Segment Start: EXTRACTED INFORMATION

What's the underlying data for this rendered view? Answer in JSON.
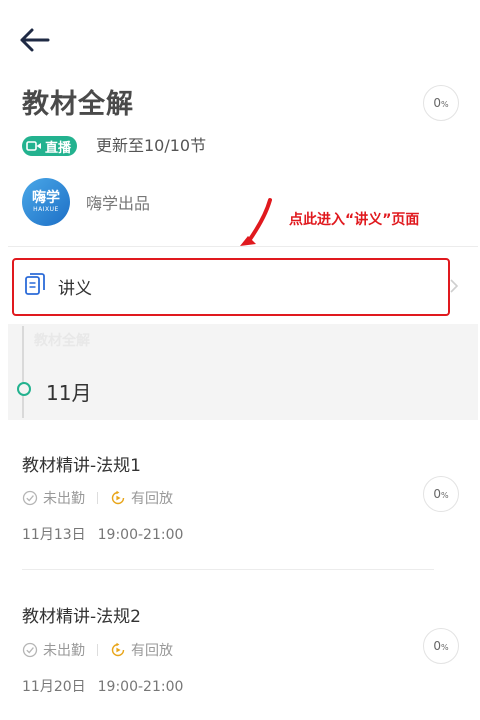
{
  "header": {
    "back_icon": "arrow-left-icon"
  },
  "course": {
    "title": "教材全解",
    "progress": {
      "value": "0",
      "unit": "%"
    },
    "live_badge": "直播",
    "update_text": "更新至10/10节"
  },
  "brand": {
    "logo_cn": "嗨学",
    "logo_en": "HAIXUE",
    "name": "嗨学出品"
  },
  "annotation": {
    "text": "点此进入“讲义”页面",
    "color": "#e0191e"
  },
  "handout": {
    "label": "讲义",
    "icon": "document-icon"
  },
  "timeline": {
    "faded_label": "教材全解",
    "month": "11月",
    "accent": "#23b28f"
  },
  "lessons": [
    {
      "title": "教材精讲-法规1",
      "attendance": "未出勤",
      "replay": "有回放",
      "date": "11月13日",
      "time": "19:00-21:00",
      "progress": {
        "value": "0",
        "unit": "%"
      }
    },
    {
      "title": "教材精讲-法规2",
      "attendance": "未出勤",
      "replay": "有回放",
      "date": "11月20日",
      "time": "19:00-21:00",
      "progress": {
        "value": "0",
        "unit": "%"
      }
    }
  ]
}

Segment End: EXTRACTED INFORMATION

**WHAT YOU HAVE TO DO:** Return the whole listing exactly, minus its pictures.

**RESPONSE AREA:**
What's the underlying data for this rendered view? Answer in JSON.
{
  "header": {
    "back_icon": "arrow-left-icon"
  },
  "course": {
    "title": "教材全解",
    "progress": {
      "value": "0",
      "unit": "%"
    },
    "live_badge": "直播",
    "update_text": "更新至10/10节"
  },
  "brand": {
    "logo_cn": "嗨学",
    "logo_en": "HAIXUE",
    "name": "嗨学出品"
  },
  "annotation": {
    "text": "点此进入“讲义”页面",
    "color": "#e0191e"
  },
  "handout": {
    "label": "讲义",
    "icon": "document-icon"
  },
  "timeline": {
    "faded_label": "教材全解",
    "month": "11月",
    "accent": "#23b28f"
  },
  "lessons": [
    {
      "title": "教材精讲-法规1",
      "attendance": "未出勤",
      "replay": "有回放",
      "date": "11月13日",
      "time": "19:00-21:00",
      "progress": {
        "value": "0",
        "unit": "%"
      }
    },
    {
      "title": "教材精讲-法规2",
      "attendance": "未出勤",
      "replay": "有回放",
      "date": "11月20日",
      "time": "19:00-21:00",
      "progress": {
        "value": "0",
        "unit": "%"
      }
    }
  ]
}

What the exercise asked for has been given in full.